Tulip tree     At the entrance to the Hortus is a monumental Tulip Tree (Liriodendron tulipifera) from 1715     Simone Both

One of the highest trees

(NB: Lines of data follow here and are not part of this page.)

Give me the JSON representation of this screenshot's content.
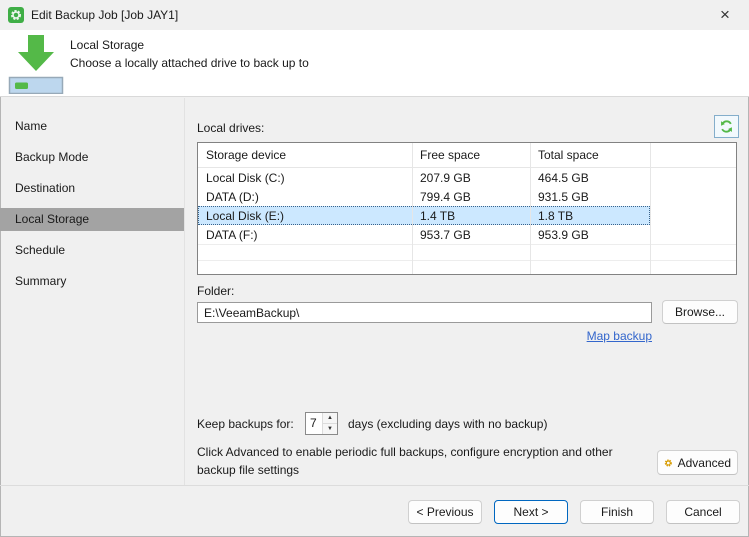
{
  "window": {
    "title": "Edit Backup Job [Job JAY1]",
    "close_glyph": "×"
  },
  "header": {
    "title": "Local Storage",
    "subtitle": "Choose a locally attached drive to back up to"
  },
  "sidebar": {
    "items": [
      "Name",
      "Backup Mode",
      "Destination",
      "Local Storage",
      "Schedule",
      "Summary"
    ],
    "selected": "Local Storage"
  },
  "drives": {
    "label": "Local drives:",
    "columns": [
      "Storage device",
      "Free space",
      "Total space"
    ],
    "rows": [
      {
        "device": "Local Disk (C:)",
        "free": "207.9 GB",
        "total": "464.5 GB"
      },
      {
        "device": "DATA (D:)",
        "free": "799.4 GB",
        "total": "931.5 GB"
      },
      {
        "device": "Local Disk (E:)",
        "free": "1.4 TB",
        "total": "1.8 TB"
      },
      {
        "device": "DATA (F:)",
        "free": "953.7 GB",
        "total": "953.9 GB"
      }
    ],
    "selected_row": "Local Disk (E:)"
  },
  "folder": {
    "label": "Folder:",
    "value": "E:\\VeeamBackup\\",
    "browse_label": "Browse...",
    "map_link": "Map backup"
  },
  "retention": {
    "label": "Keep backups for:",
    "value": "7",
    "suffix": "days (excluding days with no backup)"
  },
  "advanced": {
    "note_line1": "Click Advanced to enable periodic full backups, configure encryption and other",
    "note_line2": "backup file settings",
    "button_label": "Advanced"
  },
  "footer": {
    "previous": "< Previous",
    "next": "Next >",
    "finish": "Finish",
    "cancel": "Cancel"
  },
  "colors": {
    "accent_green": "#54b948",
    "selection_blue": "#cce8ff",
    "sidebar_selected_gray": "#a3a3a3",
    "link_blue": "#3366cc",
    "advanced_gear_gold": "#d79b00",
    "next_button_border": "#0067c0"
  }
}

The tulip tree, one of the highest trees in the botanic garden, has been in the Front Garden since around 1715. The species is native to the eastern United States and has been cultivated in England since 1663. It is a striking tree: the trunk forms a thick clump at the base, a growth form that is known from other tulip trees. Trees of this species grow large eventually, up to a height of 30 metres. The tulip tree grows fast in the Dutch climate. The tree can reach 10-15 metres within 10 years. The terminal buds of the green-brown twigs are flattened and purple in colour. The leaves, flowers and seeds are also remarkable. The big leaves (7-12 cm wide) with 4 striking lobes seem to have had their tops cut off. The upper side is bright green in colour, the lower side is grey-green. In autumn the leaves turn a beautiful golden yellow. Tulip trees only flower at a later age. The flowers appear in June and their shape resembles a tulip, hence the name.

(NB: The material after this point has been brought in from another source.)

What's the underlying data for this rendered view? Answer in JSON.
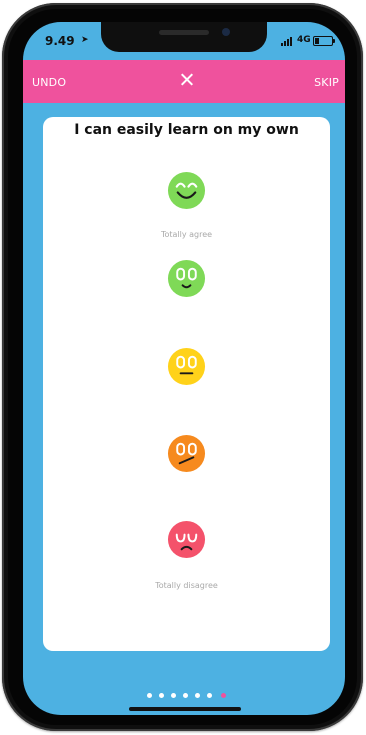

Hortus botanicus Leiden

Rapenburg 73
2311 GJ Leiden
Plan route Plan route

Netherlands Museum Pass valid

Visit museum page

Discover more